The 2011 lineup is exemplary, featuring last year's frequently-googled found footage flick The Troll Hunter, Beat Takeshi's return to the gangster film in Outrage, Todd's vote for "American Horror Film of The Year" Stake Land, and a world premiere with independent feature The Selling.
So much has been written about Outrage and The Troll Hunter that I'll skip those in favor of linking you to reviews that do the job. I've seen both and recommend them as much or more than the two reviewed below. The glossy return of Takeshi Kitano to Yakuza storytelling is relentless in its vision, and Norwegian folk-tale The Troll Hunter manages a lot with daringly little.
Even as a regular Twitch reader, I was surprised to find how well covered Stake Land was prior to the past few weeks; I must have been reading the site with one eye open.

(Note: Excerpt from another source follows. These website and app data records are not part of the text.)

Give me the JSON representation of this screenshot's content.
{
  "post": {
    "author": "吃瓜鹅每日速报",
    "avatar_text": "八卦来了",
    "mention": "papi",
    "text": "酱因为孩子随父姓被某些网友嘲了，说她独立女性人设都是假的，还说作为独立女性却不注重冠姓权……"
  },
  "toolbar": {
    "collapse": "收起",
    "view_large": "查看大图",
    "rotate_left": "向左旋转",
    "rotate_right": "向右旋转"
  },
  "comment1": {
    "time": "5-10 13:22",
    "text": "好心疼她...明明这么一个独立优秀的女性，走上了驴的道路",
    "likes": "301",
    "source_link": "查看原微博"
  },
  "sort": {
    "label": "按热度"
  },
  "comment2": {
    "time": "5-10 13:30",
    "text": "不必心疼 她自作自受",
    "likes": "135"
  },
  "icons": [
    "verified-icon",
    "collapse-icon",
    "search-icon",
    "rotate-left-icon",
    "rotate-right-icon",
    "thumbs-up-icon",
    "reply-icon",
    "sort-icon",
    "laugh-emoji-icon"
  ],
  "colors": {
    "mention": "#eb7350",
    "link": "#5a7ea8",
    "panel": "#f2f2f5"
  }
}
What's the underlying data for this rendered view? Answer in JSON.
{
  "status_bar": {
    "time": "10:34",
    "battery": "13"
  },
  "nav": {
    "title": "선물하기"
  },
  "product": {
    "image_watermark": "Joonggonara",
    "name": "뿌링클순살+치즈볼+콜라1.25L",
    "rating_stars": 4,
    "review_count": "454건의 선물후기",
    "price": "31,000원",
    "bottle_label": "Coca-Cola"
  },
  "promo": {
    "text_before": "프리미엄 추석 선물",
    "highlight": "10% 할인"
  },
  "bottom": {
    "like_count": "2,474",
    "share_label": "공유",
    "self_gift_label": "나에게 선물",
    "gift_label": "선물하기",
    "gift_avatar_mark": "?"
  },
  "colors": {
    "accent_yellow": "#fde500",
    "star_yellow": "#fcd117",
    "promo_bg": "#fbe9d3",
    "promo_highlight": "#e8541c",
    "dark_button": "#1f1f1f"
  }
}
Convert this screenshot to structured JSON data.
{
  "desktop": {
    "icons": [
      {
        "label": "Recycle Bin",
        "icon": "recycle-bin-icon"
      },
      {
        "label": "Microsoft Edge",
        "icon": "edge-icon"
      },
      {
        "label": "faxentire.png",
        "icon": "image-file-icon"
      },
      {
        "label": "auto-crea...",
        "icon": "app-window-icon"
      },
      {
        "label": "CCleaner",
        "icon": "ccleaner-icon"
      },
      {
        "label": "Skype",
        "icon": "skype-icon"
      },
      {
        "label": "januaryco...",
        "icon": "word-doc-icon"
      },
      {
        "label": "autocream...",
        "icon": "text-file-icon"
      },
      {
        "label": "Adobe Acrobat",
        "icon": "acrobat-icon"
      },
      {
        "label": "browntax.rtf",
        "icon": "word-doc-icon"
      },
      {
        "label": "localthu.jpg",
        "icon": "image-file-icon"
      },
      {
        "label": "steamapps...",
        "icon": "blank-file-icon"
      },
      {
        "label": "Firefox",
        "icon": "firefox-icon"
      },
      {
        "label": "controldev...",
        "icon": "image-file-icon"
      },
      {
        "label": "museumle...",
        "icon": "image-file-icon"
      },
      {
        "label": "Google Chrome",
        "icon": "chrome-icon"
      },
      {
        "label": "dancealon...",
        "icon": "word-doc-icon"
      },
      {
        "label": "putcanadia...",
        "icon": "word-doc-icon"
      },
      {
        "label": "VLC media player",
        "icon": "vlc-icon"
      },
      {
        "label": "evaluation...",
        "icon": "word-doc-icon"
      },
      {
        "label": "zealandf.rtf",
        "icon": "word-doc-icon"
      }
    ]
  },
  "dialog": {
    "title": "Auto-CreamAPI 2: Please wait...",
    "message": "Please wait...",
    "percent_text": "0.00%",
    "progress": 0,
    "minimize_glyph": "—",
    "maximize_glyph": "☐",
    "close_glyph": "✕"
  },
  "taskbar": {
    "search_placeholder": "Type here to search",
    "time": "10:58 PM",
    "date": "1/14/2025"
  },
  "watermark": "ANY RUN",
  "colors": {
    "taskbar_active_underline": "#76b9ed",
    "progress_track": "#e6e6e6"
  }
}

Because it wasn't on my radar, I thought it might be important to highlight the film as it screens at the SFIFF.
Now we are well-stocked with reviews. Go figure.
After a vampire outbreak, the US population is reduced to a few small outposts along the largely barren landscape populated by traveling survivors and religious fanatics. An enigmatic vampire hunter and his young protege make their way north towards a rumored paradise called "New Eden," but their travels are fraught with run-ins with bloodsuckers and one cult in particular, The Brotherhood.

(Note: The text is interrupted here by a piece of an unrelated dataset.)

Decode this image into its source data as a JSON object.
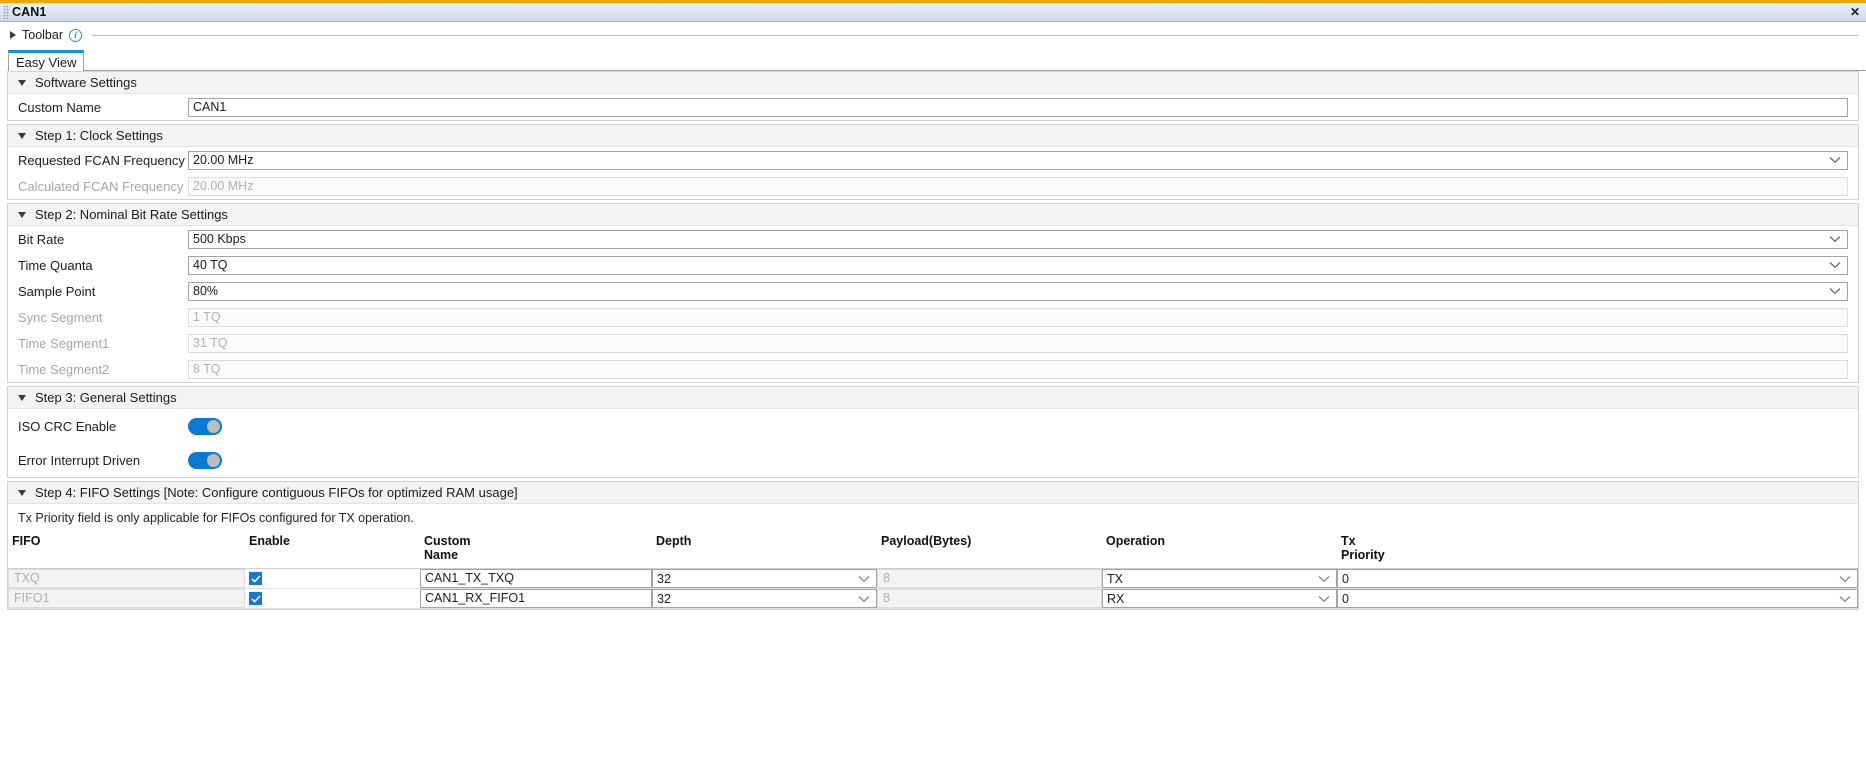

If you have been following the film's advance press, I won't bore you with the fitting comparisons to Zombieland (it's less funny) or The Road (it has more vampires) or even point out that the film plays like a traditional Western - complete with haunting fiddle music. In my mind, Stake Land's most striking feature is the potential stories it holds. Director Jim Mickle and writer/star Nick Damici have crafted an enormously rich backstory and their world is painstakingly detailed in the face of a low budget.
With such a broad template, characterization takes a backseat. Even action-packed scenes that might lend themselves to a deeper understanding of the travelers have an icy tone that fashions dread at the expense of emotion. I wasn't as smitten as my fellow ScreenAnarchy-ers, but Stake Land is a beautifully-realized and altogether worthwhile vampire flick, and solace after the distressing camp of True Blood and Twilight.
The Selling is expecting a World Premiere here at SFIFF54 and, screening with a quartet of the strongest Late Night Show lineups in recent SFIFF history, director Emily Lou's debut feature emerges as the least essential of the four films. A comedy-horror about a pair of realtors trying to flip a haunted house, The Selling sits squarely in the realm of low-budget filmmaking with an emphasis on comedy rather than boo!s. But what the film lacks in polish, it attempts to make up with good old fashioned Indie Chutzpah.
The jokes are lame but they're earnest. On the blood-and-gore spectrum you're barely looking at a PG-13 but the film has underdog determination and moves quickly to new and clever bits. I'll bet you haven't seen someone give an open house while the walls bleed, or a possessed man try to feed brownies spiked with sleeping pills to a bulimic coworker. It does The Selling a disservice to compare it to international hits like Trollhunter and Outrage, but if you like rooting for the little guy there is charm here.
Cross-published at Ornery-Cosby.